Now, 20 years later, medication abortion care has been used by more than 4 million women and has proven to be a safe and effective option to end an early pregnancy. Mifepristone has long had the potential to transform health care access — yet, the same restrictions the FDA first placed on medication abortion needlessly remain in place to this day. This must change.
Meet the women across Europe who are resisting threats, both old and new, to reproductive rights in Poland.
28 September 2020
“It was the most incredible, amazing experience of my life,” the veteran women’s rights activist Mara Clarke told me. “It was totally insane. But also really wonderful. And proof that sisters and siblings can get shit done when they want to.”
In December 2019, three months before coronavirus was declared a global pandemic, a group of women from across Europe launched a bold, feminist response to Poland’s draconian anti-abortion laws: Abortion Without Borders.
28 SEP 2020
By Lisa Juanola, KIT SRHR Advisor and Irene de Vries, KIT Advisor on SRHR, Maternal and Newborn Care.
Internationally, the fight for the right to safe and legal abortion is ongoing. The Netherlands is blessed with liberal laws and good access to safe abortion care, meaning it often serves as an example. The Netherlands is also a leading country when it comes to women’s rights and reproductive health. However, things could be even better and more women-friendly.

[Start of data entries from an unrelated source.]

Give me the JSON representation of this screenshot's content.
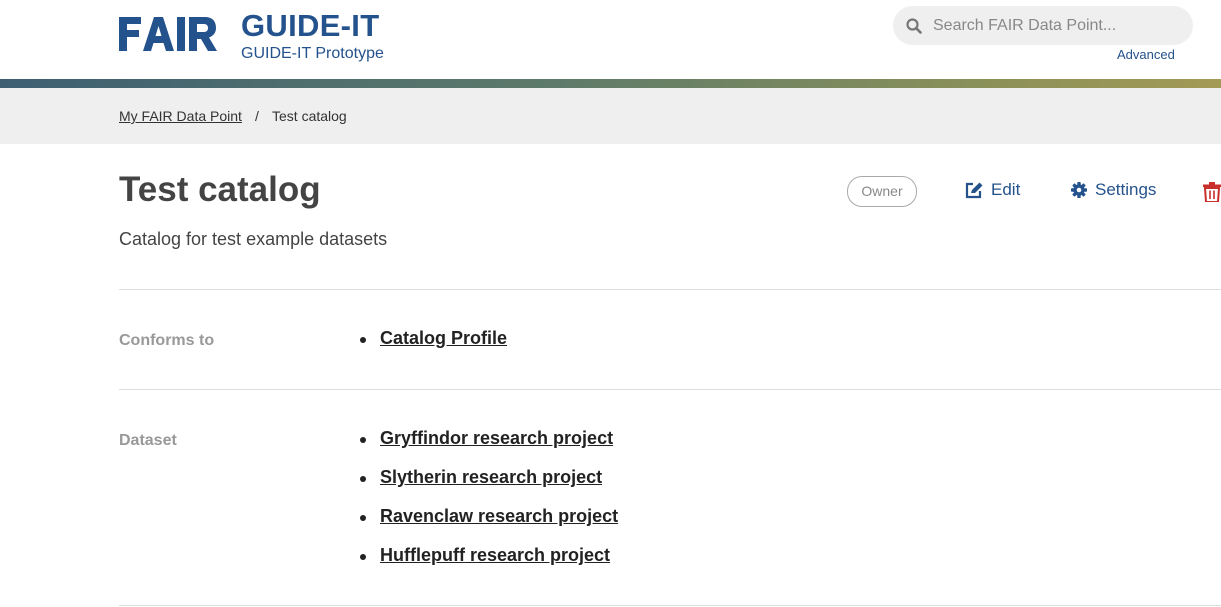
{
  "header": {
    "logo_text": "FAIR",
    "title": "GUIDE-IT",
    "subtitle": "GUIDE-IT Prototype",
    "search_placeholder": "Search FAIR Data Point...",
    "advanced_label": "Advanced",
    "brand_color": "#24528c"
  },
  "breadcrumb": {
    "root": "My FAIR Data Point",
    "separator": "/",
    "current": "Test catalog"
  },
  "catalog": {
    "title": "Test catalog",
    "description": "Catalog for test example datasets",
    "badge": "Owner",
    "actions": {
      "edit": "Edit",
      "settings": "Settings",
      "delete_icon": "trash-icon"
    }
  },
  "properties": [
    {
      "label": "Conforms to",
      "items": [
        "Catalog Profile"
      ]
    },
    {
      "label": "Dataset",
      "items": [
        "Gryffindor research project",
        "Slytherin research project",
        "Ravenclaw research project",
        "Hufflepuff research project"
      ]
    }
  ],
  "colors": {
    "accent": "#24528c",
    "danger": "#c9302c",
    "muted": "#999999"
  }
}
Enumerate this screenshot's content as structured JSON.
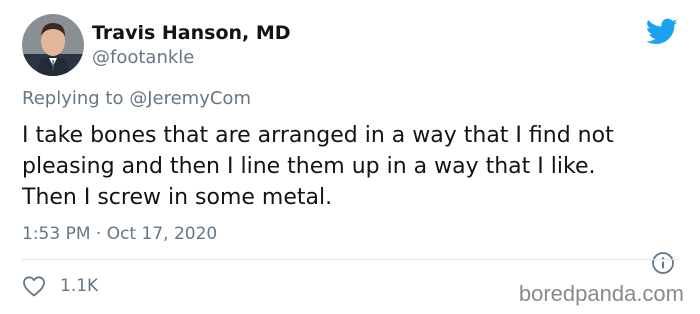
{
  "author": {
    "display_name": "Travis Hanson, MD",
    "handle": "@footankle",
    "avatar_icon": "avatar-photo"
  },
  "brand": {
    "icon": "twitter-bird-icon",
    "color": "#1da1f2"
  },
  "reply": {
    "prefix": "Replying to",
    "mention": "@JeremyCom"
  },
  "tweet": {
    "lines": [
      "I take bones that are arranged in a way that I find not",
      "pleasing and then I line them up in a way that I like.",
      "Then I screw in some metal."
    ],
    "timestamp": "1:53 PM · Oct 17, 2020"
  },
  "actions": {
    "like_icon": "heart-icon",
    "like_count": "1.1K",
    "info_icon": "info-icon"
  },
  "watermark": {
    "text": "boredpanda.com"
  },
  "colors": {
    "text": "#0f1419",
    "secondary": "#657786",
    "divider": "#e1e8ed"
  }
}
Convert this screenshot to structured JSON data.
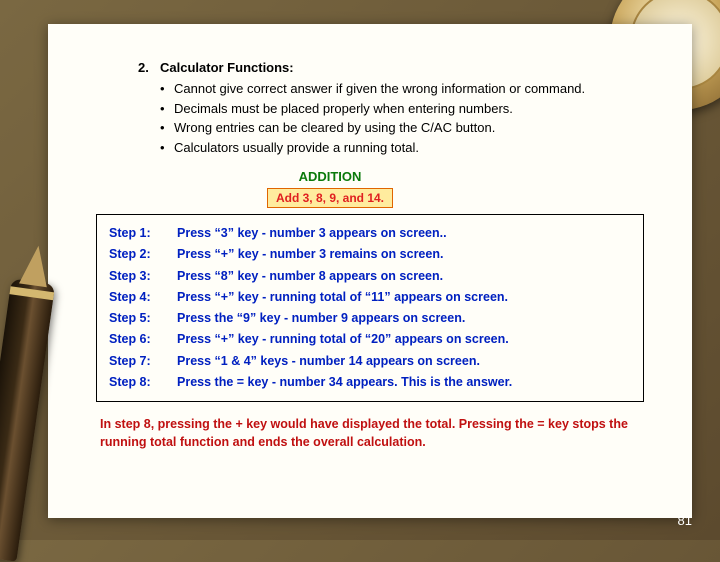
{
  "heading": {
    "number": "2.",
    "title": "Calculator Functions:"
  },
  "bullets": [
    "Cannot give correct answer if given the wrong information or command.",
    "Decimals must be placed properly when entering numbers.",
    "Wrong entries can be cleared by using the C/AC button.",
    "Calculators usually provide a running total."
  ],
  "section_title": "ADDITION",
  "example_prompt": "Add 3, 8, 9, and 14.",
  "steps": [
    {
      "label": "Step 1:",
      "text": "Press “3” key - number 3 appears on screen.."
    },
    {
      "label": "Step 2:",
      "text": "Press “+” key - number 3 remains on screen."
    },
    {
      "label": "Step 3:",
      "text": "Press “8” key - number 8 appears on screen."
    },
    {
      "label": "Step 4:",
      "text": "Press “+” key - running total of “11” appears on screen."
    },
    {
      "label": "Step 5:",
      "text": "Press the “9” key - number 9 appears on screen."
    },
    {
      "label": "Step 6:",
      "text": "Press “+” key - running total of “20” appears on screen."
    },
    {
      "label": "Step 7:",
      "text": "Press “1 & 4” keys - number 14 appears on screen."
    },
    {
      "label": "Step 8:",
      "text": "Press the = key - number 34 appears. This is the answer."
    }
  ],
  "footer_note": "In step 8, pressing the + key would have displayed the total. Pressing the = key stops the running total function and ends the overall calculation.",
  "page_number": "81"
}
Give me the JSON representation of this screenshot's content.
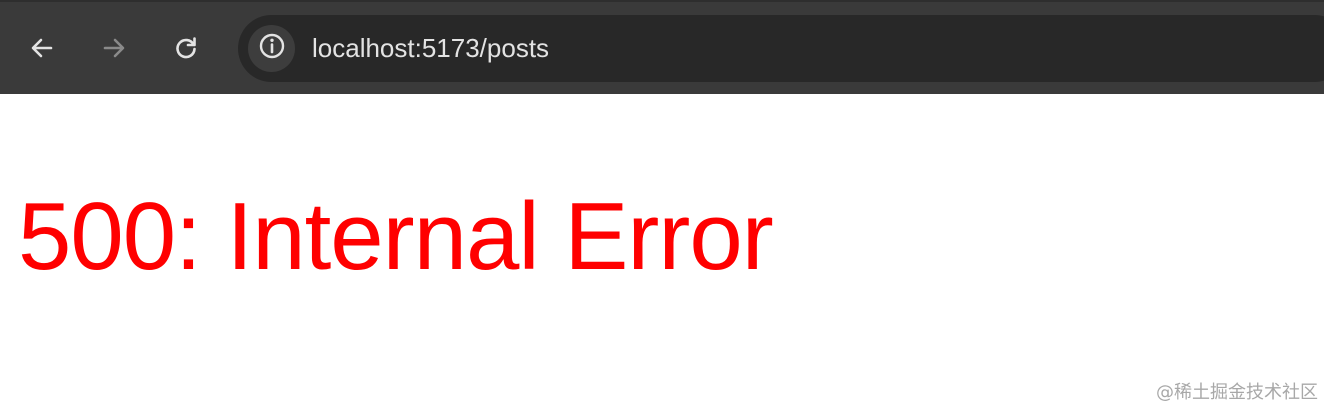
{
  "browser": {
    "address_bar": {
      "url": "localhost:5173/posts"
    },
    "icons": {
      "back": "back-arrow-icon",
      "forward": "forward-arrow-icon",
      "reload": "reload-icon",
      "site_info": "info-circle-icon"
    }
  },
  "page": {
    "error_heading": "500: Internal Error",
    "error_color": "#ff0000"
  },
  "watermark": {
    "text": "@稀土掘金技术社区"
  }
}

What does The Netherlands have to offer in the global fight for safe and legal abortion, and what can we learn from international developments in this field?
As an evaluation shows, the Dutch ‘Termination of Pregnancy Act’ is working well. The number of terminations is stable at around 8.6 per 1,000 women aged 15 to 45, and The Netherlands has one of the lowest rates of abortion in the world.
SEPTEMBER 27, 2020
Health and Human Rights Journal
UN Experts joined together to remind states of their human rights duty to ensure access to contraception for anyone who wants it, including during COVID-19. On World Contraception Day (26 September), the experts, led by the new Special Rapporteur on the Right to Health, Dr Tlaleng Mofokeng, states, “The right to sexual and reproductive health includes women’s freedom to decide whether to be pregnant, how many children to have, and to space pregnancies. It also imposes a core obligation on States to provide the essential medicines of the relevant WHO List which includes contraceptives.”
COVID-19 has made it more difficult for women to access family planning services with restrictions on freedom of movement, as well as production and supply chains being disrupted. However, the state obligations remain in place, and the experts said people are entitled to information and access to health care facilities irrespective of lockdown conditions.
26 Sep, 2020
IMAGINE trying to have a safe abortion while the country is under lockdown with soldiers and police officers manning the streets to ensure no one roams around without reason.
On her way back home, Kayleen Moyo, (not her real name) a student at the Zimbabwe Open University (Zou) walked down the streets of Emganwini suburb, lost in her thoughts as she thought of more “lies” to tell police officers at roadblocks after her visit to a backyard clinic.
By EVELYNE ODHIAMBO
September 25th 2020
Without a doubt, abortion is a controversial subject in this country. It evokes a lot of emotion and receives opposition from religious leaders, conservative pockets of society and anti-choice groups.
Yet no matter how much we may try to moralise abortion, women and girls’ lives remain at risk. An estimated 2,600 Kenyan women die from unsafe abortions annually (approximately seven every day), according to a joint 2016 report by the Ministry of Health and the African Population and Health Research Centre (APHRC).